Well, that ended the way a show like this should end: with a reminder who the real villains are as they gain power but with the more heroic characters gaining a new sense of purpose.
There was a lot to like about this final episode. Maeve managed to break free and even joined with the Boys to help confront Butcher and Soldier Boy, only to initially side with them and then decide the thing she really wanted to do was try to take down Homelander herself, only to do something really heroic just before Soldier Boy went nuclear again at the cost of her own powers, something she was more than happy to give up. Oh, and Vought stooge Ashley covered for her, so maybe Ashley has a conscience after all.
Hughie and Annie made up in a way that shows why they actually make a good couple, and Hughie realized he can do a lot even without superpowers.
Butcher paid for his hubris. His group is far more democratic now, and he’s got maybe a year to live. Ryan sided with his biological father over him. Will the series refocus to try and be about reclaiming the soul of Ryan Butcher?
Is that his full name?
Regardless, there were fireworks, some of them literal as both Annie and Soldier Boy lit up, and the episode had the bizarre moment when both Butcher and Homelander found themselves on the same side to stop Soldier Boy from vaporizing Ryan.
Heck, it was even great to see Frenchie stand up for himself.
But as much as this was a lot of moments of triumph for what passes for good in this show’s universe, it also showed Homelander consolidating his power over the remaining members of the Seven–basically the Deep and A-Train, with Ashley there on the side–and killing a man in full view of a crowd of fans on a public street, only to get cheered for doing so. That’s the sort of thing that makes The Boys both so good and so depressing: it often resembles the real world in ways that aren’t very comforting, where there probably are a lot of Americans who wouldn’t mind seeing violence committed against people for the crime of disagreeing with them.

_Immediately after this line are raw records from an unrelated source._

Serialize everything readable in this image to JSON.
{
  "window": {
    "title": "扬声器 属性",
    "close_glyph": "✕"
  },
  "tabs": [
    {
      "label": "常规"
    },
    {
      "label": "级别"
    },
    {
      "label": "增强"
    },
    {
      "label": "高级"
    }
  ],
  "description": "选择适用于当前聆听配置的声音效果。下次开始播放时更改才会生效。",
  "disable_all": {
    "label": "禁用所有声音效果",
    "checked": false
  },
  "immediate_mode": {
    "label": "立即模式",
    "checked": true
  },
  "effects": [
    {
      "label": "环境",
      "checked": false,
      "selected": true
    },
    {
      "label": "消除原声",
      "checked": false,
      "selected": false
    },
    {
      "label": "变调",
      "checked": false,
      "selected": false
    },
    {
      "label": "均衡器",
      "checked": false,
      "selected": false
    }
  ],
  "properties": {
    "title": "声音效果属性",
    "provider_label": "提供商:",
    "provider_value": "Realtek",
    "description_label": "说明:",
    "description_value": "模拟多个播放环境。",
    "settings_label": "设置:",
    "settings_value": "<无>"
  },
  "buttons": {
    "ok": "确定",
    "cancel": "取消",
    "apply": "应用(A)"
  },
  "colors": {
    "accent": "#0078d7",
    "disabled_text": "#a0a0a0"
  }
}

If anything, this is a show about people caught in the middle but trying to do something about it. Black Noir was treated as mostly a mystery, a silent killer with some really good ninja-like skills. This season finally got into why he is the way he is, emphasizing that due to what was no doubt brain damage, he was basically a shell of his former self. His communication skills are basic, and his vocabulary, expressed in written form, suggested he was maybe something of a child. Given the cartoon characters that followed him around, that isn’t that surprising. Yeah, like many supes, he got caught up in the idea of fame, but the problem for the Noirs of the world, as more or less expressed by Kimiko earlier in the season, is V doesn’t make a person good or bad. It just makes them a supe. The mightiest supes–Homelander and Soldier Boy–have both been the worst sorts of people to have that sort of power, but the show has demonstrated that people like Kimiko and Annie exist as well, and they don’t mind using their abilities to protect the weak or do good in the world. Other people, and Butcher certainly counts here, use their powers to gratify themselves.
People like Noir, they get caught in the middle. Noir wasn’t innocent. He did a lot of bad things. But he probably didn’t deserve what first Soldier Boy and later Homelander did to him. And much of what he did do that was wrong was probably at the behest of Vought, and Vought is the real villain of this series. There’s probably some commentary in there about how large corporations do that to people in the real world, where to keep a job or to maintain an economy or something, many of us end up doing things that only benefit a handful of people’s bottom lines.
And yet, I really am looking forward to more. If Annie and Hughie can have it out and make up in the end, if Maeve can find some peace even with one eye, and if maybe Ryan can be taught somehow that having great power doesn’t require one to be a great douchebag (or worse), then there’s maybe some hope for the universe of The Boys.
I guess I’ll have to wait and see.
In the meantime, I know what I want to do for Fridays next. I’ve been looking forward to this for a while, and now it exists, and I have a free spot on the schedule.
Yeah, I’m gonna cover The Sandman next.
If this is half as good as I’ve heard, I am going to be one happy camper.